Many lakes and streams on the Grand Mesa are easily accessible via paved and dirt Forest Service roads. Some, however, require hiking and walking between the lakes in the tall pines is wonderful. If you're lucky you might come across a less-traveled to reservoir in the back country that could produce a nice 3 or 4 pound trout. Locals claim that dry flies are extremely effective on the mesa, as well as black wooly buggers.
We might also mention that fishing in Colorado is a year round activity. Dropping a lure or bait through the first safe ice of the year can be exciting, as well.
From downtown Cedaredge, you can be on the water (or ice) and fishing in exactly an hour and remember… A fish is too valuable to be caught and enjoyed only once. We encourage responsible fishing practices.
Annual licenses are valid April 1 through March 31 annually for fishing in Colorado. These can be purchased at license agents, CPW offices, online at:
co.wildlifelicense.com or by phone at 1-800-244-5613.

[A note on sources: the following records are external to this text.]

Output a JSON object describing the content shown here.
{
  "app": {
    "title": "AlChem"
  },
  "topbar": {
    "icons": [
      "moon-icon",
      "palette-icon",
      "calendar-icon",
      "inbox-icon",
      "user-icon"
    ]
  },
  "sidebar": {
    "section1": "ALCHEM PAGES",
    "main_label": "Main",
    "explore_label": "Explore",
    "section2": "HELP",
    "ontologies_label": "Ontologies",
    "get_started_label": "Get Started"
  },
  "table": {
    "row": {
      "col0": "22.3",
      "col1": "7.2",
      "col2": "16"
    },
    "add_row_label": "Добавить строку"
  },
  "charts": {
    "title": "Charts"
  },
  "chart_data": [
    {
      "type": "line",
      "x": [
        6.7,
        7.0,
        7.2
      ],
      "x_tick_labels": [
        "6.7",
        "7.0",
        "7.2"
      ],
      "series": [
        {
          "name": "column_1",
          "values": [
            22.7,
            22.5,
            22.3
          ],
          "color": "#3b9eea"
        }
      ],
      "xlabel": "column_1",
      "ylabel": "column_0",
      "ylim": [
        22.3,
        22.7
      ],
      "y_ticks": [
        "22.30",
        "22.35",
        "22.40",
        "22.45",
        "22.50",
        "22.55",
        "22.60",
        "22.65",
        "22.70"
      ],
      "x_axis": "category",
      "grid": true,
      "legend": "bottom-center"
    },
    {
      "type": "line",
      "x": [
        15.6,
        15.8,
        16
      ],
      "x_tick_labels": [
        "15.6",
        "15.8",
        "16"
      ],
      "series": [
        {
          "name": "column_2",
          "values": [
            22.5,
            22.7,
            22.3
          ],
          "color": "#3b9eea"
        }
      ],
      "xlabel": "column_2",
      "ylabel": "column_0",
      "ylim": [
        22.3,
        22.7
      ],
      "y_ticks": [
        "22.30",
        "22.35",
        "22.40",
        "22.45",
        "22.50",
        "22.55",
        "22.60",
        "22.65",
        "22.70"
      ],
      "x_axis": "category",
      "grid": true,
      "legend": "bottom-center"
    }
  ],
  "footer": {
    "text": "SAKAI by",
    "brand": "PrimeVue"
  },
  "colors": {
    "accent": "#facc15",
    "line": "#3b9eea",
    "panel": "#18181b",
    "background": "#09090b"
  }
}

We hope you enjoy a glimpse into some of the special things that we treasure about the Cedaredge, Surface Creek and Grand Mesa areas.